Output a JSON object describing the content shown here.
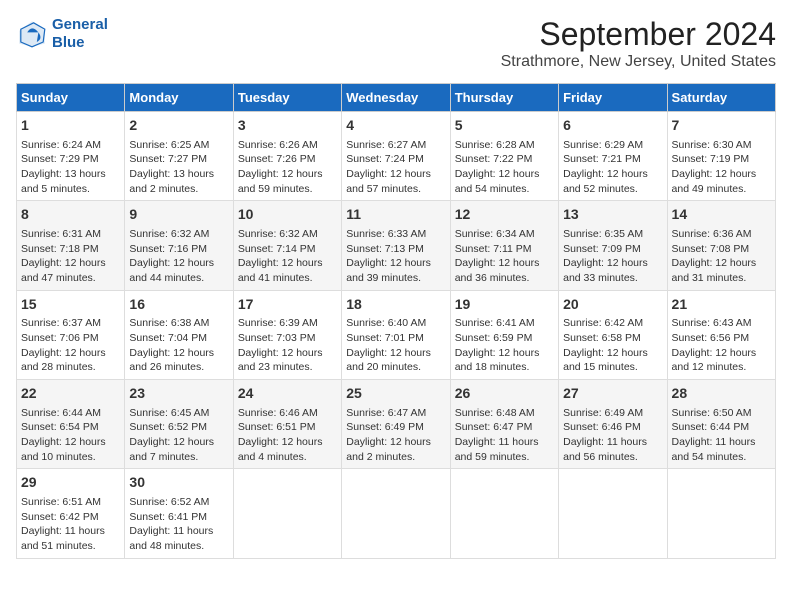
{
  "logo": {
    "line1": "General",
    "line2": "Blue"
  },
  "title": "September 2024",
  "subtitle": "Strathmore, New Jersey, United States",
  "days_of_week": [
    "Sunday",
    "Monday",
    "Tuesday",
    "Wednesday",
    "Thursday",
    "Friday",
    "Saturday"
  ],
  "weeks": [
    [
      {
        "day": 1,
        "info": "Sunrise: 6:24 AM\nSunset: 7:29 PM\nDaylight: 13 hours\nand 5 minutes."
      },
      {
        "day": 2,
        "info": "Sunrise: 6:25 AM\nSunset: 7:27 PM\nDaylight: 13 hours\nand 2 minutes."
      },
      {
        "day": 3,
        "info": "Sunrise: 6:26 AM\nSunset: 7:26 PM\nDaylight: 12 hours\nand 59 minutes."
      },
      {
        "day": 4,
        "info": "Sunrise: 6:27 AM\nSunset: 7:24 PM\nDaylight: 12 hours\nand 57 minutes."
      },
      {
        "day": 5,
        "info": "Sunrise: 6:28 AM\nSunset: 7:22 PM\nDaylight: 12 hours\nand 54 minutes."
      },
      {
        "day": 6,
        "info": "Sunrise: 6:29 AM\nSunset: 7:21 PM\nDaylight: 12 hours\nand 52 minutes."
      },
      {
        "day": 7,
        "info": "Sunrise: 6:30 AM\nSunset: 7:19 PM\nDaylight: 12 hours\nand 49 minutes."
      }
    ],
    [
      {
        "day": 8,
        "info": "Sunrise: 6:31 AM\nSunset: 7:18 PM\nDaylight: 12 hours\nand 47 minutes."
      },
      {
        "day": 9,
        "info": "Sunrise: 6:32 AM\nSunset: 7:16 PM\nDaylight: 12 hours\nand 44 minutes."
      },
      {
        "day": 10,
        "info": "Sunrise: 6:32 AM\nSunset: 7:14 PM\nDaylight: 12 hours\nand 41 minutes."
      },
      {
        "day": 11,
        "info": "Sunrise: 6:33 AM\nSunset: 7:13 PM\nDaylight: 12 hours\nand 39 minutes."
      },
      {
        "day": 12,
        "info": "Sunrise: 6:34 AM\nSunset: 7:11 PM\nDaylight: 12 hours\nand 36 minutes."
      },
      {
        "day": 13,
        "info": "Sunrise: 6:35 AM\nSunset: 7:09 PM\nDaylight: 12 hours\nand 33 minutes."
      },
      {
        "day": 14,
        "info": "Sunrise: 6:36 AM\nSunset: 7:08 PM\nDaylight: 12 hours\nand 31 minutes."
      }
    ],
    [
      {
        "day": 15,
        "info": "Sunrise: 6:37 AM\nSunset: 7:06 PM\nDaylight: 12 hours\nand 28 minutes."
      },
      {
        "day": 16,
        "info": "Sunrise: 6:38 AM\nSunset: 7:04 PM\nDaylight: 12 hours\nand 26 minutes."
      },
      {
        "day": 17,
        "info": "Sunrise: 6:39 AM\nSunset: 7:03 PM\nDaylight: 12 hours\nand 23 minutes."
      },
      {
        "day": 18,
        "info": "Sunrise: 6:40 AM\nSunset: 7:01 PM\nDaylight: 12 hours\nand 20 minutes."
      },
      {
        "day": 19,
        "info": "Sunrise: 6:41 AM\nSunset: 6:59 PM\nDaylight: 12 hours\nand 18 minutes."
      },
      {
        "day": 20,
        "info": "Sunrise: 6:42 AM\nSunset: 6:58 PM\nDaylight: 12 hours\nand 15 minutes."
      },
      {
        "day": 21,
        "info": "Sunrise: 6:43 AM\nSunset: 6:56 PM\nDaylight: 12 hours\nand 12 minutes."
      }
    ],
    [
      {
        "day": 22,
        "info": "Sunrise: 6:44 AM\nSunset: 6:54 PM\nDaylight: 12 hours\nand 10 minutes."
      },
      {
        "day": 23,
        "info": "Sunrise: 6:45 AM\nSunset: 6:52 PM\nDaylight: 12 hours\nand 7 minutes."
      },
      {
        "day": 24,
        "info": "Sunrise: 6:46 AM\nSunset: 6:51 PM\nDaylight: 12 hours\nand 4 minutes."
      },
      {
        "day": 25,
        "info": "Sunrise: 6:47 AM\nSunset: 6:49 PM\nDaylight: 12 hours\nand 2 minutes."
      },
      {
        "day": 26,
        "info": "Sunrise: 6:48 AM\nSunset: 6:47 PM\nDaylight: 11 hours\nand 59 minutes."
      },
      {
        "day": 27,
        "info": "Sunrise: 6:49 AM\nSunset: 6:46 PM\nDaylight: 11 hours\nand 56 minutes."
      },
      {
        "day": 28,
        "info": "Sunrise: 6:50 AM\nSunset: 6:44 PM\nDaylight: 11 hours\nand 54 minutes."
      }
    ],
    [
      {
        "day": 29,
        "info": "Sunrise: 6:51 AM\nSunset: 6:42 PM\nDaylight: 11 hours\nand 51 minutes."
      },
      {
        "day": 30,
        "info": "Sunrise: 6:52 AM\nSunset: 6:41 PM\nDaylight: 11 hours\nand 48 minutes."
      },
      {
        "day": null,
        "info": ""
      },
      {
        "day": null,
        "info": ""
      },
      {
        "day": null,
        "info": ""
      },
      {
        "day": null,
        "info": ""
      },
      {
        "day": null,
        "info": ""
      }
    ]
  ]
}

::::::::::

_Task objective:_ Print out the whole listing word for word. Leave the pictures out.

_Response:_
Output a JSON object describing the content shown here.
{
  "logo": {
    "line1": "General",
    "line2": "Blue"
  },
  "title": "September 2024",
  "subtitle": "Strathmore, New Jersey, United States",
  "days_of_week": [
    "Sunday",
    "Monday",
    "Tuesday",
    "Wednesday",
    "Thursday",
    "Friday",
    "Saturday"
  ],
  "weeks": [
    [
      {
        "day": 1,
        "info": "Sunrise: 6:24 AM\nSunset: 7:29 PM\nDaylight: 13 hours\nand 5 minutes."
      },
      {
        "day": 2,
        "info": "Sunrise: 6:25 AM\nSunset: 7:27 PM\nDaylight: 13 hours\nand 2 minutes."
      },
      {
        "day": 3,
        "info": "Sunrise: 6:26 AM\nSunset: 7:26 PM\nDaylight: 12 hours\nand 59 minutes."
      },
      {
        "day": 4,
        "info": "Sunrise: 6:27 AM\nSunset: 7:24 PM\nDaylight: 12 hours\nand 57 minutes."
      },
      {
        "day": 5,
        "info": "Sunrise: 6:28 AM\nSunset: 7:22 PM\nDaylight: 12 hours\nand 54 minutes."
      },
      {
        "day": 6,
        "info": "Sunrise: 6:29 AM\nSunset: 7:21 PM\nDaylight: 12 hours\nand 52 minutes."
      },
      {
        "day": 7,
        "info": "Sunrise: 6:30 AM\nSunset: 7:19 PM\nDaylight: 12 hours\nand 49 minutes."
      }
    ],
    [
      {
        "day": 8,
        "info": "Sunrise: 6:31 AM\nSunset: 7:18 PM\nDaylight: 12 hours\nand 47 minutes."
      },
      {
        "day": 9,
        "info": "Sunrise: 6:32 AM\nSunset: 7:16 PM\nDaylight: 12 hours\nand 44 minutes."
      },
      {
        "day": 10,
        "info": "Sunrise: 6:32 AM\nSunset: 7:14 PM\nDaylight: 12 hours\nand 41 minutes."
      },
      {
        "day": 11,
        "info": "Sunrise: 6:33 AM\nSunset: 7:13 PM\nDaylight: 12 hours\nand 39 minutes."
      },
      {
        "day": 12,
        "info": "Sunrise: 6:34 AM\nSunset: 7:11 PM\nDaylight: 12 hours\nand 36 minutes."
      },
      {
        "day": 13,
        "info": "Sunrise: 6:35 AM\nSunset: 7:09 PM\nDaylight: 12 hours\nand 33 minutes."
      },
      {
        "day": 14,
        "info": "Sunrise: 6:36 AM\nSunset: 7:08 PM\nDaylight: 12 hours\nand 31 minutes."
      }
    ],
    [
      {
        "day": 15,
        "info": "Sunrise: 6:37 AM\nSunset: 7:06 PM\nDaylight: 12 hours\nand 28 minutes."
      },
      {
        "day": 16,
        "info": "Sunrise: 6:38 AM\nSunset: 7:04 PM\nDaylight: 12 hours\nand 26 minutes."
      },
      {
        "day": 17,
        "info": "Sunrise: 6:39 AM\nSunset: 7:03 PM\nDaylight: 12 hours\nand 23 minutes."
      },
      {
        "day": 18,
        "info": "Sunrise: 6:40 AM\nSunset: 7:01 PM\nDaylight: 12 hours\nand 20 minutes."
      },
      {
        "day": 19,
        "info": "Sunrise: 6:41 AM\nSunset: 6:59 PM\nDaylight: 12 hours\nand 18 minutes."
      },
      {
        "day": 20,
        "info": "Sunrise: 6:42 AM\nSunset: 6:58 PM\nDaylight: 12 hours\nand 15 minutes."
      },
      {
        "day": 21,
        "info": "Sunrise: 6:43 AM\nSunset: 6:56 PM\nDaylight: 12 hours\nand 12 minutes."
      }
    ],
    [
      {
        "day": 22,
        "info": "Sunrise: 6:44 AM\nSunset: 6:54 PM\nDaylight: 12 hours\nand 10 minutes."
      },
      {
        "day": 23,
        "info": "Sunrise: 6:45 AM\nSunset: 6:52 PM\nDaylight: 12 hours\nand 7 minutes."
      },
      {
        "day": 24,
        "info": "Sunrise: 6:46 AM\nSunset: 6:51 PM\nDaylight: 12 hours\nand 4 minutes."
      },
      {
        "day": 25,
        "info": "Sunrise: 6:47 AM\nSunset: 6:49 PM\nDaylight: 12 hours\nand 2 minutes."
      },
      {
        "day": 26,
        "info": "Sunrise: 6:48 AM\nSunset: 6:47 PM\nDaylight: 11 hours\nand 59 minutes."
      },
      {
        "day": 27,
        "info": "Sunrise: 6:49 AM\nSunset: 6:46 PM\nDaylight: 11 hours\nand 56 minutes."
      },
      {
        "day": 28,
        "info": "Sunrise: 6:50 AM\nSunset: 6:44 PM\nDaylight: 11 hours\nand 54 minutes."
      }
    ],
    [
      {
        "day": 29,
        "info": "Sunrise: 6:51 AM\nSunset: 6:42 PM\nDaylight: 11 hours\nand 51 minutes."
      },
      {
        "day": 30,
        "info": "Sunrise: 6:52 AM\nSunset: 6:41 PM\nDaylight: 11 hours\nand 48 minutes."
      },
      {
        "day": null,
        "info": ""
      },
      {
        "day": null,
        "info": ""
      },
      {
        "day": null,
        "info": ""
      },
      {
        "day": null,
        "info": ""
      },
      {
        "day": null,
        "info": ""
      }
    ]
  ]
}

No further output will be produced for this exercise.